**Work item**: The answer must be a single number: how many lines in the entries below contain the word "mention".

**Records to use**:
◆ ◆ ◆
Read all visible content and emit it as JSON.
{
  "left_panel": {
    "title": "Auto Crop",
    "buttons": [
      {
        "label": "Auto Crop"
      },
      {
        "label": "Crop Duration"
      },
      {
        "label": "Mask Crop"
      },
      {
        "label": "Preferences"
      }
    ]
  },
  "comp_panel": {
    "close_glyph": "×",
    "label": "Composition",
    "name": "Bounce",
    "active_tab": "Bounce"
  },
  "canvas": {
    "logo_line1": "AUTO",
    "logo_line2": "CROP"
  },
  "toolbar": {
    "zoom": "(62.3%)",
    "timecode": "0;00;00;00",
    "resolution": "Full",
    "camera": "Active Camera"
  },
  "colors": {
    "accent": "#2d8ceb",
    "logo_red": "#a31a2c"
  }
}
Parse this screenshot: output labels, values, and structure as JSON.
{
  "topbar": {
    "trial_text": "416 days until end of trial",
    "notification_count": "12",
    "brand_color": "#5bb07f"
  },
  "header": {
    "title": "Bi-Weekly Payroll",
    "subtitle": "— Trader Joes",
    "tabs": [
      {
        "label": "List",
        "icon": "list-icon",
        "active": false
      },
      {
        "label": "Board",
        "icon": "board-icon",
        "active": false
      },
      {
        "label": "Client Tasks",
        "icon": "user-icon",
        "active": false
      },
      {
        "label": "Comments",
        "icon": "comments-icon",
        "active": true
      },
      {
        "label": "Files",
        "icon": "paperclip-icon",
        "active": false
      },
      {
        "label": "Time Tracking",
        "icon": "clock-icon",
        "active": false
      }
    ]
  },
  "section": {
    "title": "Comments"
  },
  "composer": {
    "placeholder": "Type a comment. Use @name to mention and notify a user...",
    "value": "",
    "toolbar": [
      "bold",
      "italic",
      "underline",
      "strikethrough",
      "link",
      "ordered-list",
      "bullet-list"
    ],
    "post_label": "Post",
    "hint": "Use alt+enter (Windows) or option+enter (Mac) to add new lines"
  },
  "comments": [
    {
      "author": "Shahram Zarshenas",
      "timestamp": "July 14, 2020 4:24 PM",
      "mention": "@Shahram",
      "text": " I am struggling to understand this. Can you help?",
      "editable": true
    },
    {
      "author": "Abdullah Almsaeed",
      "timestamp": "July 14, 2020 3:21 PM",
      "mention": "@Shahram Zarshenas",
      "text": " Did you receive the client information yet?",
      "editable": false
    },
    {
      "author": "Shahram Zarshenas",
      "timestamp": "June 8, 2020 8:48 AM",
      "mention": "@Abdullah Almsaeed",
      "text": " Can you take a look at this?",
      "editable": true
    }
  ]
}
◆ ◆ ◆
**Task solution**: 4